Sprinkle the fertilizer evenly on the soil surface beneath the fern stems, or fronds, to a few inches beyond their outer edges. Mix the fertilizer into the top 1/2 inch of soil lightly with a hand rake, being careful not to disturb roots. If fertilizer gets on the fern fronds, brush it off gently by hand or with a broom.
Ferns are susceptible to a few diseases, including bacterial blight, Pythium root rot and Rhizoctonia blight. Bacterial blight causes translucent spots on the leaflets; the spots get bigger and change to reddish brown with purple edges. Water ferns from below their stems with a soaker hose or watering can to avoid wetting the leaves to help prevent that disease. Prune infected fronds and clean up debris from around the ferns to help prevent the spread of the bacteria. Disinfect the pruners with a household disinfectant before beginning and between cuts. Rinse off the disinfectant with clean water, and dry the pruners before using them. Throw the diseased fronds and debris in the trash; do not put them in a compost pile. A fresh layer of mulch will cover the bacteria below and help prevent its spread.

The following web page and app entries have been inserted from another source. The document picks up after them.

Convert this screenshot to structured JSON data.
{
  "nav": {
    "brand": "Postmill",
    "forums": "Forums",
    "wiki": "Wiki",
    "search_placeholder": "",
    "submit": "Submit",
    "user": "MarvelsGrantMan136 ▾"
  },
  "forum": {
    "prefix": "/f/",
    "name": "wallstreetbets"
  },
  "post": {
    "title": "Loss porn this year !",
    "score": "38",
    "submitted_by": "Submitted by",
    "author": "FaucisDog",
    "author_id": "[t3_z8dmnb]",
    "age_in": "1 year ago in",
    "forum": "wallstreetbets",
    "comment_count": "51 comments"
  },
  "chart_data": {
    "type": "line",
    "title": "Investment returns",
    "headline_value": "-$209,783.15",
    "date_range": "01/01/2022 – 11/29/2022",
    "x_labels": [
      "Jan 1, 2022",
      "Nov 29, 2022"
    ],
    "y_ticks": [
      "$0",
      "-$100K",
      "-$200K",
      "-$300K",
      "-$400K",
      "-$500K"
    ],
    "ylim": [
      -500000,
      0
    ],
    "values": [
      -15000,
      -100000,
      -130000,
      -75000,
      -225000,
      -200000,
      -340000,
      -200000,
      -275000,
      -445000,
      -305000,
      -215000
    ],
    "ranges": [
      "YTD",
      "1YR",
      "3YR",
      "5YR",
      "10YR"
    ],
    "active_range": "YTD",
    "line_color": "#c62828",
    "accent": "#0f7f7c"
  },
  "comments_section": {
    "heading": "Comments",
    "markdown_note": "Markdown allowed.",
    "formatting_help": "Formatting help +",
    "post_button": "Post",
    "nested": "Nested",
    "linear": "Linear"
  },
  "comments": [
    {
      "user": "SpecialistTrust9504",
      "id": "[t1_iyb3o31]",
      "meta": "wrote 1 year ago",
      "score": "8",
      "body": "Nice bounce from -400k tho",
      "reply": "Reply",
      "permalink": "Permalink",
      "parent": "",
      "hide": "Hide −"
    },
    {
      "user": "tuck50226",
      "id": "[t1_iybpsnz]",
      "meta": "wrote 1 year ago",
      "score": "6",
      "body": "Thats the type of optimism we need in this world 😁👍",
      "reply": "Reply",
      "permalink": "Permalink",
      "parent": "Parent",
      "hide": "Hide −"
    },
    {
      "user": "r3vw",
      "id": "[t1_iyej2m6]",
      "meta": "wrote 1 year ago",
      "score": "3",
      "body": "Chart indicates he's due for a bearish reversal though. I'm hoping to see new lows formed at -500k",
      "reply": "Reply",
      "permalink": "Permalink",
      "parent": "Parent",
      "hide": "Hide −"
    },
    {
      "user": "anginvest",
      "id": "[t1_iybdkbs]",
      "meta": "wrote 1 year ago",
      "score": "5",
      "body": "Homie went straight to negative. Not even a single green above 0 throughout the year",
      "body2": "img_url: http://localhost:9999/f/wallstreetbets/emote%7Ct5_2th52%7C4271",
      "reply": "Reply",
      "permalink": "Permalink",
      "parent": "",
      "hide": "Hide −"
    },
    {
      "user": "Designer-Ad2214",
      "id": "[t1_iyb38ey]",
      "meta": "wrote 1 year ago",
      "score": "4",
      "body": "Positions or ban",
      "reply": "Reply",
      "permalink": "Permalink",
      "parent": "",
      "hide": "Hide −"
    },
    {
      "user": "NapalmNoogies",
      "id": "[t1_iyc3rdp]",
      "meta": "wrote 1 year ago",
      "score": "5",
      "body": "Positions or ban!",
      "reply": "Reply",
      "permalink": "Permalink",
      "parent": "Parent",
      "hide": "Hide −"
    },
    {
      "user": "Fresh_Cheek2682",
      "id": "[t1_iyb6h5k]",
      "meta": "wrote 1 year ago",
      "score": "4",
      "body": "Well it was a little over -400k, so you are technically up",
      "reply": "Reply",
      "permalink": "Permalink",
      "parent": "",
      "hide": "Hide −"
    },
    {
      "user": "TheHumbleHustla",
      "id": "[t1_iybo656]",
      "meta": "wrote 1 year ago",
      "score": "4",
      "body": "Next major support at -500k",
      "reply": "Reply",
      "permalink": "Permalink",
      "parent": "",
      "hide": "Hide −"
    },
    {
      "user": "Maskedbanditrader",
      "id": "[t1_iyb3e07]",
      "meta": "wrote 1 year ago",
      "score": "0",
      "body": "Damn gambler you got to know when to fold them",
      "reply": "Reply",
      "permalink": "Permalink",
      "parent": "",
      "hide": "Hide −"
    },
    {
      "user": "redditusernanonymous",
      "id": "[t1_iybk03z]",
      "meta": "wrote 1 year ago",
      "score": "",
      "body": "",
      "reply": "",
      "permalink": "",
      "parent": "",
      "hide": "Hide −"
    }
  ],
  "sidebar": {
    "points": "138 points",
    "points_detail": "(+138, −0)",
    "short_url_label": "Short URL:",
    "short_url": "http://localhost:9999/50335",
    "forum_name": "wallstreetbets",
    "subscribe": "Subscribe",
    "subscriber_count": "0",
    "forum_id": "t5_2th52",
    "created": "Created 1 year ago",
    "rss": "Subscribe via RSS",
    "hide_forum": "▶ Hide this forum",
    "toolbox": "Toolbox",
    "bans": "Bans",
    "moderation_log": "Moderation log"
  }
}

Pythium root rot causes fern roots to rot and fronds to turn gray or yellow and wilt. Rhizoctonia blight causes brown spots on fern leaflets and a fungal webbing between the fronds. Treat ferns infected with either of those diseases, as well as ferns infected with lesion nematodes, by applying a fungicide that contains thiophanate methyl; spray it on the fronds, and drench the soil with it. That fungicide is available in a variety of formulas. A 40-percent wettable powder that is 25 percent thiophanate methyl is commonly diluted at a rate of ¾ to 1 ½ ounces per 12 ½ gallons of water to drench 50 square feet of soil. Follow the fungicide manufacturer's recommendations carefully. Wear eye-wear and protective clothing to cover all of your skin when handling, mixing and using a fungicide.
Ferns are not attacked by many pests, but mealybugs, scales and nematodes can become a problem. Mealybugs are small, oval, white to off-white, mealy-looking pests. Scale insects are small, round or oval, flat and usually tan. Both mealybugs and scale insects suck juices from fern leaflets. They usually can be found on the undersides of leaflets but may be on the plants' tops and stems, too. Don't confuse these insects with ferns' reproductive spores. Many kinds of ferns develop reproductive spores on their leaf undersides; the spores are spaced evenly, but scale insects and mealybugs tend to be in groups.
A strong spray of water from a garden hose usually gets mealybugs off ferns. Spray water on the undersides of leaves and stems as well as other plant parts. Spray the ferns in the morning every few days until the mealybugs are gone. Both mealybugs and scale insects can be wiped off with a cotton ball or swab that was dipped in isopropyl rubbing alcohol. The pests also can be scraped off with a thumbnail or old toothbrush. Pesticides are not a suitable option to use because they can damage ferns.
Foliar nematodes cause little, dark-green dots toward the bottom of fern stems, and the dots get bigger and turn black or brown. Ferns cannot be saved from foliar nematodes. Dig up the affected ferns, and throw them in the trash. Do not add them to a compost pile. Lesion nematodes attack fern roots, causing the stems to turn gray and wilt before they die. Treat ferns with lesion nematodes in the same way as ferns with Pythium root rot.